During the next G20 summit, Obama will face the combined pressure and challenges of domestic and international economics, politics and diplomacy. As the summit host, the way in which he handles these issues will be a crucial test of leadership and trust for the man who promised to change America and the world.
For Obama, this meeting is a momentous one, because his performance and effectiveness as president is closely tied to its results. Perhaps this summit may not be as successful as the previous one, hosted in London by British Prime Minister Gordon Brown. On the eve of the summit, criticism has been rising against Obama both at home and abroad, including by America’s allies. These criticisms encompass everything from the domestic economy to international financial system reform, from trade protectionism to salary limits for bank executives and from global warming to nuclear disarmament and non-proliferation.
Despite Obama’s monetary policy reform and expansionary fiscal policies in response to the global financial crisis, the U.S., as well as the rest of the world, still needs effective and preventive action to solve the U.S.’s numerous economic problems. Unfortunately, Obama still lacks a clear plan, which worries not only Americans but the rest of the world as well. This is the first challenge.
The second challenge is a nearly irreconcilable rift which has grown between Obama and the E.U. The E.U. is disappointed with Obama’s regulation of the global financial system and efforts to tackle climate change. Despite their demands, the U.S. remains unwilling to establish a salary cap for banking executives, and this in particular has become an issue of contention. On Sept 17, E.U. leaders presented Obama with a declaration asking for clearer salary limits and better performance on the issue of climate change. French president Sarkozy went so far as to threaten to withdraw from the next summit if an agreement could not be reached on salary limits. Although this issue has been mediated, it remains unresolved.
Breaking the Promise of Free Trade
The third challenge is that Obama went back on his word and destroyed trust by breaking his promise to fight trade protectionism at the last G20 summit. In the space of a few months, he has taken several protectionist measures, in particular announcing punitive tire tariffs on the Sept 11, angering China and other emerging market countries.
Obama revived trade protectionism for political reasons, and while this would appear to be done out of self-interest, it benefits no one and in fact may end up harming the initiator. Even worse, by taking the lead in trade protectionism, Obama is setting a terrible example and encouraging other countries to follow suit. However, the worst thing is not just the emergence of trade protectionism, but potential trade wars set off by Obama’s gamble. Undoubtedly, this aggravates the current global economic crisis and damages prospects for recovery.

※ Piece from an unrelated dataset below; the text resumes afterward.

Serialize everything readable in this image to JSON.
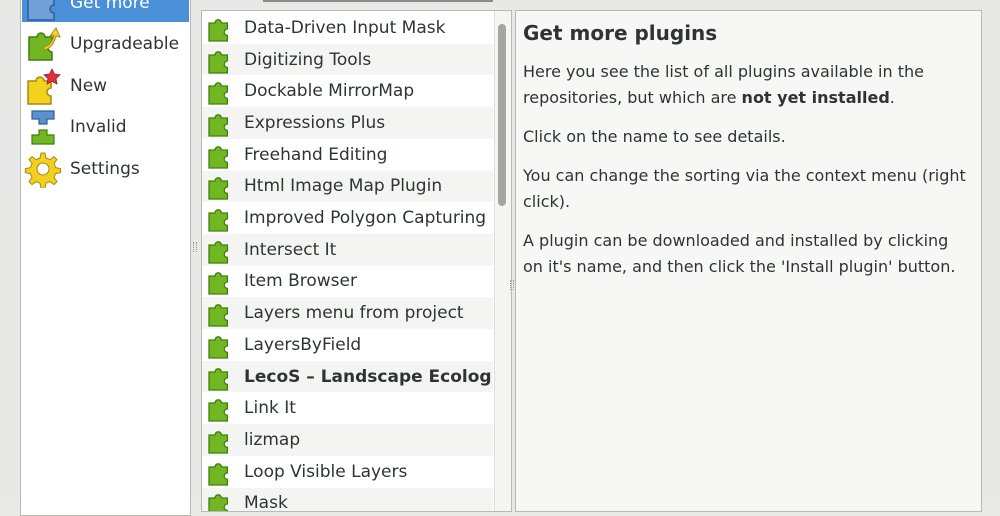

The fourth challenge is Obama’s punitive tire tariffs, which have angered China and damaged trade relations in light of the upcoming G20 summit. This will certainly create tension and awkwardness during Obama’s next meetings with Chinese president Hu Jintao at the U.N. General Assembly and Pittsburgh G20 summit. Obama has declared several times that U.S.-China relations are the world’s most important ones. The stable and constructive development of these relations benefits not just these two countries but the rest of the world as well.
Therefore, it is probable that Obama will take the initiative to show goodwill toward Hu Jintao and repair relations in their next meeting. Perhaps he will offer some specific promises to amend relations. Fortunately, politics are more important than economics for Chinese people, so Hu Jintao probably will not give him a hard time.
The Pittsburgh Summit Won’t Live Up to its Predecessor
During this summit, Obama is going to try to please China and convince it to continue buying U.S. bonds by advocating its promotion in the IMF, a stance the E.U. opposes. Although the E.U. has already stated that it does not wish to discuss IMF and World Bank adjustments and reforms at this summit, Obama has a different agenda, which is inevitably going to create conflict.
I predicted favorable outcomes for the first and second G20 summits, particular the second one (despite popular opinion to the contrary). In fact, the London summit achieved a surprisingly high level of consensus and positive results. Five months later, these achievements can be summed as follows: cooperation toward economic recovery and world issues and economic efforts toward the E.U., Japan, and the four BRIC nations (Brazil, Russia, India, and China). The U.S. and Chinese economies have stabilized, and the worst is behind us.
However, in the process of fulfilling the common goal of reforming the international finance system, trade protectionism problems arise. According to WTO statistics, up to 150 trade protection measures have been enacted, primarily by G20 countries, with the U.S. accounting for over 10 percent of this figure.
U.S. conduct does not just set a bad example, it also runs the risk of spreading trade protectionism and sparking worldwide trade wars. An agreement which would reduce, suppress or reject trade protectionism and review or annul current protectionist measures would greatly benefit struggling nations. Unfortunately, this is unlikely to happen, because since Obama is unwilling, and so are other countries. Little progress will be made on the summit’s other issues either. The pressure and challenges Obama faces in this summit cannot be readily resolved, and thus this summit will be a disappointment to Americans and the rest of the world.